Your assignment: Copy out all the data, word for word.

Dataset items:
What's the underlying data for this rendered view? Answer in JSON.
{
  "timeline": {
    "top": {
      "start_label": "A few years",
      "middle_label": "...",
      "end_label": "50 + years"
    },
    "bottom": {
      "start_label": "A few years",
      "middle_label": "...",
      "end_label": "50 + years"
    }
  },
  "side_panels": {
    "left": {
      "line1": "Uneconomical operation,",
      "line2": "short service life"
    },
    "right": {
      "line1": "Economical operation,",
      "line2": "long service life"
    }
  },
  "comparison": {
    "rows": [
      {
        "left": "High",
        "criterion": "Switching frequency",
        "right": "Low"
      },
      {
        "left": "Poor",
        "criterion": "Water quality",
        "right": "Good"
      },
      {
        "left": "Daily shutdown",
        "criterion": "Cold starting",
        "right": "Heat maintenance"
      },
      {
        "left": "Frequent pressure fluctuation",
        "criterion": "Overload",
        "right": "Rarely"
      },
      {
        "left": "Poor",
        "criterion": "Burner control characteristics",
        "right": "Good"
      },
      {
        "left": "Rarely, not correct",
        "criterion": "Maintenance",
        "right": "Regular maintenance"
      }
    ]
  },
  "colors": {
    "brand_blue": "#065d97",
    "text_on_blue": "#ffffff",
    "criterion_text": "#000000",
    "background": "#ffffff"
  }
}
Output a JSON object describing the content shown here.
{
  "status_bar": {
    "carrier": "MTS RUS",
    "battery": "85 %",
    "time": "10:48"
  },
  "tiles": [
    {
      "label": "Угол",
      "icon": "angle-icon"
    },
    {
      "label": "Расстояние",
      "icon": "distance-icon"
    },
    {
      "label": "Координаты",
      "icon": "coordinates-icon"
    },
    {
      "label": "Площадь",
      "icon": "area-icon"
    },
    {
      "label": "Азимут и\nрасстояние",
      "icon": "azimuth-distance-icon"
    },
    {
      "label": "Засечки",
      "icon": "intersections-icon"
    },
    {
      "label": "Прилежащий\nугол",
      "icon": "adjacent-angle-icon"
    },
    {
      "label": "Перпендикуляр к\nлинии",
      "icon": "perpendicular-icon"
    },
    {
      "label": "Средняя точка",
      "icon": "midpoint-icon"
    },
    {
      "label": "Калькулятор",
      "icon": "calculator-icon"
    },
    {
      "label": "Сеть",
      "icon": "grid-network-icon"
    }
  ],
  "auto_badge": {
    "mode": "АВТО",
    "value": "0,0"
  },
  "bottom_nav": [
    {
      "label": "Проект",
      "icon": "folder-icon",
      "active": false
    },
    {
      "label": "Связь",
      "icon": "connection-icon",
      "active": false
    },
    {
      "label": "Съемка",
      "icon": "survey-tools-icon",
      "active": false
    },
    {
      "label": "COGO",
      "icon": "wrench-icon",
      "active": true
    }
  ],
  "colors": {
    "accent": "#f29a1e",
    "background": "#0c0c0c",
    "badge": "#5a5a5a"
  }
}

Result:
What's the underlying data for this rendered view? Answer in JSON.
{
  "timeline": {
    "top": {
      "start_label": "A few years",
      "middle_label": "...",
      "end_label": "50 + years"
    },
    "bottom": {
      "start_label": "A few years",
      "middle_label": "...",
      "end_label": "50 + years"
    }
  },
  "side_panels": {
    "left": {
      "line1": "Uneconomical operation,",
      "line2": "short service life"
    },
    "right": {
      "line1": "Economical operation,",
      "line2": "long service life"
    }
  },
  "comparison": {
    "rows": [
      {
        "left": "High",
        "criterion": "Switching frequency",
        "right": "Low"
      },
      {
        "left": "Poor",
        "criterion": "Water quality",
        "right": "Good"
      },
      {
        "left": "Daily shutdown",
        "criterion": "Cold starting",
        "right": "Heat maintenance"
      },
      {
        "left": "Frequent pressure fluctuation",
        "criterion": "Overload",
        "right": "Rarely"
      },
      {
        "left": "Poor",
        "criterion": "Burner control characteristics",
        "right": "Good"
      },
      {
        "left": "Rarely, not correct",
        "criterion": "Maintenance",
        "right": "Regular maintenance"
      }
    ]
  },
  "colors": {
    "brand_blue": "#065d97",
    "text_on_blue": "#ffffff",
    "criterion_text": "#000000",
    "background": "#ffffff"
  }
}
Output a JSON object describing the content shown here.
{
  "status_bar": {
    "carrier": "MTS RUS",
    "battery": "85 %",
    "time": "10:48"
  },
  "tiles": [
    {
      "label": "Угол",
      "icon": "angle-icon"
    },
    {
      "label": "Расстояние",
      "icon": "distance-icon"
    },
    {
      "label": "Координаты",
      "icon": "coordinates-icon"
    },
    {
      "label": "Площадь",
      "icon": "area-icon"
    },
    {
      "label": "Азимут и\nрасстояние",
      "icon": "azimuth-distance-icon"
    },
    {
      "label": "Засечки",
      "icon": "intersections-icon"
    },
    {
      "label": "Прилежащий\nугол",
      "icon": "adjacent-angle-icon"
    },
    {
      "label": "Перпендикуляр к\nлинии",
      "icon": "perpendicular-icon"
    },
    {
      "label": "Средняя точка",
      "icon": "midpoint-icon"
    },
    {
      "label": "Калькулятор",
      "icon": "calculator-icon"
    },
    {
      "label": "Сеть",
      "icon": "grid-network-icon"
    }
  ],
  "auto_badge": {
    "mode": "АВТО",
    "value": "0,0"
  },
  "bottom_nav": [
    {
      "label": "Проект",
      "icon": "folder-icon",
      "active": false
    },
    {
      "label": "Связь",
      "icon": "connection-icon",
      "active": false
    },
    {
      "label": "Съемка",
      "icon": "survey-tools-icon",
      "active": false
    },
    {
      "label": "COGO",
      "icon": "wrench-icon",
      "active": true
    }
  ],
  "colors": {
    "accent": "#f29a1e",
    "background": "#0c0c0c",
    "badge": "#5a5a5a"
  }
}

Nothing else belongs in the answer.